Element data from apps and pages
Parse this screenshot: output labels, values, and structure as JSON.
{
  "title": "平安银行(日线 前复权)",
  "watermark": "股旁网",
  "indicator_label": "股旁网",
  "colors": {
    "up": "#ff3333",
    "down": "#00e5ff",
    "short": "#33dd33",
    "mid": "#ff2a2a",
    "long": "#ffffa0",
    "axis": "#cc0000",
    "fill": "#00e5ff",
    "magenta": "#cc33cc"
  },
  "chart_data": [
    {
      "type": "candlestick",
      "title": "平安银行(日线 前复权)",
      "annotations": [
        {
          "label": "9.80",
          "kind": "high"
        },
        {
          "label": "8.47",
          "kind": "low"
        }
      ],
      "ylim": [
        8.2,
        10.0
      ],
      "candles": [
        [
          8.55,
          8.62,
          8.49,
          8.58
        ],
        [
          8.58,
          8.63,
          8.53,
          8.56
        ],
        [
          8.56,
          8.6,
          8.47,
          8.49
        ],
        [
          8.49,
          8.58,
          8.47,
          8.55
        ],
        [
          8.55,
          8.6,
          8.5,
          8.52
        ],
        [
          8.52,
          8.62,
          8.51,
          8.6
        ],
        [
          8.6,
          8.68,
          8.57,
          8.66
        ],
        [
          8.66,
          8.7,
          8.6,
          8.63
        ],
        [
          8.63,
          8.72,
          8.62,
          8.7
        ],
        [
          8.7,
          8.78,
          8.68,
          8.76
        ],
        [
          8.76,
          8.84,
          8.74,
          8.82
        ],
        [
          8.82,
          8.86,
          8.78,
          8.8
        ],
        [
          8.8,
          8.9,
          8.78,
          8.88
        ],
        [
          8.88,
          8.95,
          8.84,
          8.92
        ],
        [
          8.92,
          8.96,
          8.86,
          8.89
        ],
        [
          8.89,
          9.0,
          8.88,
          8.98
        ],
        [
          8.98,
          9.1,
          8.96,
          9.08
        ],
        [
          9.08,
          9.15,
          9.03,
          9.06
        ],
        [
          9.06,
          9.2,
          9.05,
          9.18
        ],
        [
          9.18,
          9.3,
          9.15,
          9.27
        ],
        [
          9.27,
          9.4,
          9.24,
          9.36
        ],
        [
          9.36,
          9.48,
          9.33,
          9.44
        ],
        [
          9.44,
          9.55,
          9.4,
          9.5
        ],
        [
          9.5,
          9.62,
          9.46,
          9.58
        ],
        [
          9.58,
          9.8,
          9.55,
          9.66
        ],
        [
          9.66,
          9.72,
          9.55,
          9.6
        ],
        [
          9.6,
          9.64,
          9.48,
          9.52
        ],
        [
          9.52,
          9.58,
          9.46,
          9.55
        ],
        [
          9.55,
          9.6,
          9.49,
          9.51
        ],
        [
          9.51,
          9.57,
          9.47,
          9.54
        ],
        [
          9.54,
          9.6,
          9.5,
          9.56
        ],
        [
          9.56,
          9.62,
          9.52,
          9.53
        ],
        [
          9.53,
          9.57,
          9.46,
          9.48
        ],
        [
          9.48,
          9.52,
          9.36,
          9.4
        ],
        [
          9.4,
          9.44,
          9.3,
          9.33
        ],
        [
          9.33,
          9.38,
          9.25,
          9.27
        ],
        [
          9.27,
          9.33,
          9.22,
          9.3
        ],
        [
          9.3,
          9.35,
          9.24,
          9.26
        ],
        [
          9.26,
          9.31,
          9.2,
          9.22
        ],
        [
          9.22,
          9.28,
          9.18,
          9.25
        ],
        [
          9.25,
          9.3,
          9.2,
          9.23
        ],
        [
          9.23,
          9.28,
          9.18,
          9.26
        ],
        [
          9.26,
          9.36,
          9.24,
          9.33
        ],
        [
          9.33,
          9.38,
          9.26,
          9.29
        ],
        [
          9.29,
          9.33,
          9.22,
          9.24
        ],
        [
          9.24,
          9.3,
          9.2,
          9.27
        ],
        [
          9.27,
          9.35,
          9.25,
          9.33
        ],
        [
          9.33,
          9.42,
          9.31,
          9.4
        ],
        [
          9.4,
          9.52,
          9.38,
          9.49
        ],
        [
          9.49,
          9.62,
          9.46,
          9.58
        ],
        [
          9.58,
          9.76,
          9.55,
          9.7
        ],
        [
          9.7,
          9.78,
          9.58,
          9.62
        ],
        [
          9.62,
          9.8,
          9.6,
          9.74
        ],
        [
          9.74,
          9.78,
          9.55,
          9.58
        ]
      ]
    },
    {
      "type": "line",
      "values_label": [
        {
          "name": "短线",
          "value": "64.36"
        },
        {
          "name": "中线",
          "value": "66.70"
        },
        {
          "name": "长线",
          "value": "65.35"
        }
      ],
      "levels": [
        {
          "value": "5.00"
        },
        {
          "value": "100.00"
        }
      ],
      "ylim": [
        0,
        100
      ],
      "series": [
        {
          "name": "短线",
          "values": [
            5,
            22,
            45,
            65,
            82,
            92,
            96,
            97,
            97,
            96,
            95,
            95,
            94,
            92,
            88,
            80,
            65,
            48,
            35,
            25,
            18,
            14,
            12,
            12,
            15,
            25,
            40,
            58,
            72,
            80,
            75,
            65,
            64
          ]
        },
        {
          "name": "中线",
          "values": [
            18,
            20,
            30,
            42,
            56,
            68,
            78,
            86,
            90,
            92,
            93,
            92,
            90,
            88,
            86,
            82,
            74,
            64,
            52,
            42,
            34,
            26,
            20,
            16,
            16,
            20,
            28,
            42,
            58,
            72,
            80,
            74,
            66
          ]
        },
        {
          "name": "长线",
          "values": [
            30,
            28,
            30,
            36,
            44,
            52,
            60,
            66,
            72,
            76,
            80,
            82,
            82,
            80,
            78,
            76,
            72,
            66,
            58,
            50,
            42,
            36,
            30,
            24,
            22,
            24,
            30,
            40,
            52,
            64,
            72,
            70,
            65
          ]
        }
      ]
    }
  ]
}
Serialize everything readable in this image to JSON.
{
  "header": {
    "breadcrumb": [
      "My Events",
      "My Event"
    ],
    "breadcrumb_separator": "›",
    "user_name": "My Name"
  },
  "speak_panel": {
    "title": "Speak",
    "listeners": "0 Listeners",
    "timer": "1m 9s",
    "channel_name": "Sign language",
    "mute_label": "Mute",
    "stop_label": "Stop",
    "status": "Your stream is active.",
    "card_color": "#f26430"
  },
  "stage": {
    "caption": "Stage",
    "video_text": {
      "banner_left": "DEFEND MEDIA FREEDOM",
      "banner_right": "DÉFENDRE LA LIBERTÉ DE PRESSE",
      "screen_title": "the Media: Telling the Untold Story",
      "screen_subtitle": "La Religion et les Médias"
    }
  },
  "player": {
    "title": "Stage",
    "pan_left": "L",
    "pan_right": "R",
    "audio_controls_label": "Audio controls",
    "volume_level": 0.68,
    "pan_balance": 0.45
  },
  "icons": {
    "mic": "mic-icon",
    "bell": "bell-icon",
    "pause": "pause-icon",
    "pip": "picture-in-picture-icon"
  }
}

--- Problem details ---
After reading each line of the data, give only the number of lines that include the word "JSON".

--- Exercise result ---
2